Subsequent generations maintained many of the first car’s qualities but, as often happens as model generations progress, the Focus grew larger and its responses became dulled. This new Focus has refound the fun factor. Not laugh-out-loud, spring-out-of-bed-at-4am fun, but certainly change-up-a-bit-later, lift-off-mid-corner-to-see-what-happens fun. You can’t go too far wrong driving anything on the sinewy Route Napoleon in southeast France, but the new Focus positively goads you into skirting the Alps rather than plodding up the autoroute with the trucks and poverty-spec Citroën C3s.
There’s an all-new platform, and for the first time Ford now offers a torsion beam rear end on lower-powered models, with others (including this ST-Line) using independent suspension. Ford claims a 20 per cent rigidity improvement over the last Focus, with ‘structural foam’ used within some cavities to boost strength and reduce vibration. ST-Line models also get 10mm lower suspension, with retuned dampers and stiffer springs.
Wheels are 17-inch, with an 18-inch option for ST-Line X variants – our X-trimmed test car (which gets part-leather trim, navigation and a few other goodies) was wearing 17s.

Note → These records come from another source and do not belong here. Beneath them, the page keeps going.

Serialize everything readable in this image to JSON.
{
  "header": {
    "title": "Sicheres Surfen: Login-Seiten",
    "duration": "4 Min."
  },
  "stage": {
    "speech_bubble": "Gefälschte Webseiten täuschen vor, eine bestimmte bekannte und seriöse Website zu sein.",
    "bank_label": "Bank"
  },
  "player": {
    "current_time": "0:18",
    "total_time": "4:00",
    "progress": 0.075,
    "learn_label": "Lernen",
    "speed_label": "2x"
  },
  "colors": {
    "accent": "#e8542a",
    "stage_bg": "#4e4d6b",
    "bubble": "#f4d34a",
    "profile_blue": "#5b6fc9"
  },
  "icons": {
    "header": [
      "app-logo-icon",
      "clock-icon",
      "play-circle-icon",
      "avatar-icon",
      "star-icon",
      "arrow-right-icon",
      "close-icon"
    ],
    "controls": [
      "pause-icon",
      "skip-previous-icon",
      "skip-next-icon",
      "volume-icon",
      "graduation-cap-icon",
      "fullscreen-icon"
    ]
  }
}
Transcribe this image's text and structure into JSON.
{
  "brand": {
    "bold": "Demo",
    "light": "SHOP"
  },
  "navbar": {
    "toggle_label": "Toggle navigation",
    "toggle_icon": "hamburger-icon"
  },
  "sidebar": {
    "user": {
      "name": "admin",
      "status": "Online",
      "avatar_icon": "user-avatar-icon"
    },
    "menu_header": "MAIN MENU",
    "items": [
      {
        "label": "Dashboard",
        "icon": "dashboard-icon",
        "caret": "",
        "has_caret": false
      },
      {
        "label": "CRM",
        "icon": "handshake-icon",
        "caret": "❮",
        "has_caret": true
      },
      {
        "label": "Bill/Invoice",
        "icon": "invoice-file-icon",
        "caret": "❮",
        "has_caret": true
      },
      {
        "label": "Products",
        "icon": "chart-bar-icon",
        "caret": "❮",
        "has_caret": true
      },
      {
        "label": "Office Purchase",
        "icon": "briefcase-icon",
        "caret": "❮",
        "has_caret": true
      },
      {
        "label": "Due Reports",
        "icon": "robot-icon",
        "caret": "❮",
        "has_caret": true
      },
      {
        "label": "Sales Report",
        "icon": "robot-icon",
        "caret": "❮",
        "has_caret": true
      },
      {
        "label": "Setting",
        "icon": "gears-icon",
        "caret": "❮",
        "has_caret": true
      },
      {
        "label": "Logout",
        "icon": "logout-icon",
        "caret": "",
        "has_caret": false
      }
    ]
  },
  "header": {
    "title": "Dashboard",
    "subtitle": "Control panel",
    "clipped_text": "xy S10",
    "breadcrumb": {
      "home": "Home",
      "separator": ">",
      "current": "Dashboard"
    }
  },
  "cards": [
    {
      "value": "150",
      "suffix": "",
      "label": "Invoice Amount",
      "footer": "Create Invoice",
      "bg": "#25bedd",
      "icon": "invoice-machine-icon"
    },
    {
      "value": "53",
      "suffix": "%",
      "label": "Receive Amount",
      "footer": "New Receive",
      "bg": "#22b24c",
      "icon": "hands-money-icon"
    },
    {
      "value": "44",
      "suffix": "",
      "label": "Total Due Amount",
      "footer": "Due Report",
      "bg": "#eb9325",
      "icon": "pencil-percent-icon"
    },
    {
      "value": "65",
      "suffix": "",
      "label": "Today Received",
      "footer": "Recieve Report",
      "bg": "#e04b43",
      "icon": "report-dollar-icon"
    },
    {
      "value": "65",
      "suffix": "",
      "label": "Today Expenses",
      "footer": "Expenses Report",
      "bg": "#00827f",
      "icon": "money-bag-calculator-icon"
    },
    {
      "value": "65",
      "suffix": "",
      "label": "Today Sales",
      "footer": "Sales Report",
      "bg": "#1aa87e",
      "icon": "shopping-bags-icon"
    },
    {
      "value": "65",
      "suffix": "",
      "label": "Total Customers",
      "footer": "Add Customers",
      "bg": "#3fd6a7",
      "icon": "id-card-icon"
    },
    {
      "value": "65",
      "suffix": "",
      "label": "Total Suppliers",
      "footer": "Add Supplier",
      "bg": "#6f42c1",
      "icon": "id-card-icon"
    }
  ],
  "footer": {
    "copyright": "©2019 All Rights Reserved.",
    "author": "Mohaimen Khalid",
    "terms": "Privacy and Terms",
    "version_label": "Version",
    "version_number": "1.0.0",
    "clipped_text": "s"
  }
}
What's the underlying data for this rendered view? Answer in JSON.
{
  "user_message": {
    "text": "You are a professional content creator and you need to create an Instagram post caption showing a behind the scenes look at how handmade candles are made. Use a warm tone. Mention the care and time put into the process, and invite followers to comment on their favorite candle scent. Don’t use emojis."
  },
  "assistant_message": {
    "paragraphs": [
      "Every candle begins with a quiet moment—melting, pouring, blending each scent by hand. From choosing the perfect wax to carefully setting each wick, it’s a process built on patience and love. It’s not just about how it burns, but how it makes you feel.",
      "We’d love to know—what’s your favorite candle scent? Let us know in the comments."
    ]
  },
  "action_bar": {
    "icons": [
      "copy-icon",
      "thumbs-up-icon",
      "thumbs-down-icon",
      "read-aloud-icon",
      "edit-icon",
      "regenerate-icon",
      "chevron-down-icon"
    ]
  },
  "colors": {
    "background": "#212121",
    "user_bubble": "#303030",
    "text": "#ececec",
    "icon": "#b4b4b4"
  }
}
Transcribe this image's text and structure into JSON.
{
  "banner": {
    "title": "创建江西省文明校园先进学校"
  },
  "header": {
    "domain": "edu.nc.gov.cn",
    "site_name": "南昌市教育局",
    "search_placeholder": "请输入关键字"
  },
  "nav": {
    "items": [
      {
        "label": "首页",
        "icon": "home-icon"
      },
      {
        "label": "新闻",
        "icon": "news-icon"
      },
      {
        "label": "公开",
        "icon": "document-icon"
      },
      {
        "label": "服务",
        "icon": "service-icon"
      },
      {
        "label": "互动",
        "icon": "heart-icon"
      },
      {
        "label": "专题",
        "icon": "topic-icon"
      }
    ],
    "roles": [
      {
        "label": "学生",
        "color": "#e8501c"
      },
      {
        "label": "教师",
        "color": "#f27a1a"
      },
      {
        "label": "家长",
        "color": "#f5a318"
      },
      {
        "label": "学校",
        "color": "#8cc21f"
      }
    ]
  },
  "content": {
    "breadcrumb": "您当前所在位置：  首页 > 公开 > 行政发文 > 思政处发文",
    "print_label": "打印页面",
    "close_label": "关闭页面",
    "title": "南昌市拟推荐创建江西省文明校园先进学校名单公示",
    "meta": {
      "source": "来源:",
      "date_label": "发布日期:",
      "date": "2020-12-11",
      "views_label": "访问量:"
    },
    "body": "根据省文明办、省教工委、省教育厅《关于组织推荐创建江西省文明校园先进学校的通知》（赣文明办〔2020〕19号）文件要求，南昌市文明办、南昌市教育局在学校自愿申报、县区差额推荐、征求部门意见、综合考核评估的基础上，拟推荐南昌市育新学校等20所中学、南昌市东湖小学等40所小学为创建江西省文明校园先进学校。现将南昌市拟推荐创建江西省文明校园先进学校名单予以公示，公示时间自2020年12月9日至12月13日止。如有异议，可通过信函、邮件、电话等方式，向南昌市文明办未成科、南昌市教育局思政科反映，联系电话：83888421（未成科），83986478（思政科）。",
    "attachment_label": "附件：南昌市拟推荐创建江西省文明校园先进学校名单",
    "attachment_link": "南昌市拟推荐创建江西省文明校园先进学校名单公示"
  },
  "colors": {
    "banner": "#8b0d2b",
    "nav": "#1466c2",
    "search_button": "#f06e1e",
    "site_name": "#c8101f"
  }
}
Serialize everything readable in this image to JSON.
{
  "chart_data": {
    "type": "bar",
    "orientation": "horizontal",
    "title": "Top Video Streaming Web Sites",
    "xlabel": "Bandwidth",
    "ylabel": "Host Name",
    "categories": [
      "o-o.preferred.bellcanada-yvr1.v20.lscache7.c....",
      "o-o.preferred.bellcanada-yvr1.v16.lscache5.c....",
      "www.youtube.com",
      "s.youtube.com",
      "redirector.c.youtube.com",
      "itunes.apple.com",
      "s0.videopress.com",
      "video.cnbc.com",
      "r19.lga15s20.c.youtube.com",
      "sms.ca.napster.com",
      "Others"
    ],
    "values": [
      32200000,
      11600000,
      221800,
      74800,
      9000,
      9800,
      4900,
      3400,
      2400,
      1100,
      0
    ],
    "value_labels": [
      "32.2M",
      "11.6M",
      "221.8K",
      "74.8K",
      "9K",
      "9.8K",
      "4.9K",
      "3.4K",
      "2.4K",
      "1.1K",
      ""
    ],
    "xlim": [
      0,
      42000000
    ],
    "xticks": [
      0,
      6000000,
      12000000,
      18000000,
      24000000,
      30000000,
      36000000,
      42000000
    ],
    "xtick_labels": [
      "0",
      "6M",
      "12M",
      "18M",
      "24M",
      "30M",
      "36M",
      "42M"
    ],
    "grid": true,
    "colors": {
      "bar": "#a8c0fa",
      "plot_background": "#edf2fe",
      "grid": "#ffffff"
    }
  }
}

Power comes from a detuned version of the 1.5-litre three-cylinder EcoBoost unit from the new Fiesta ST, making 110kW in the ST-Line and 133kW in the X. While the three-pot slightly detracts from the Fiesta ST’s immediacy compared to its predecessor, there are no such problems in the more sensible Focus, and once the engine wakes up at 2000rpm it spins smoothly and with a distant thrum to the 6500rpm redline.
Outright performance is hampered slightly by long, economy-biased gearing, and that’s a pity, not only because it’d feel even more fleet with a shorter final drive, but also because there’s good throttle response and the six-speed manual gearshift is a cracker.
The chassis is the real pleasure though. It’s softer than the average modern hot hatch, but ST-Line models have enough firmness to their damping to minimise body movements without punishing the driver with a harsh ride.
Grip feels even at both ends, leaving cornering attitude up to the driver – easily-managed push if you ask too much of the front tyres, and a tightening line and eventually progressive oversteer if you back off mid-corner. It’s at once safe and secure but also involving and entertaining. The same applies to the steering, which pairs keen responses with progressive effort and just a hint of actual road feel. The result is a rack that feels well-matched to the already excellent chassis.
That the new Focus is also a generally better car than the one it replaces – more spacious, better-built, and with an infotainment system that finally feels like it originated this decade – will be the main draw for its huge customer base. But the way it drives should also endear it to people like us.
Antony Ingram (@evoAntony)
Engine In-line 3-cyl, 1497cc, turbocharged
Power 133kW @ 6000rpm
Torque 240Nm @ 1600rpm
Weight 1294kg (103kW/tonne)
Top speed 222km/h
Basic price TBC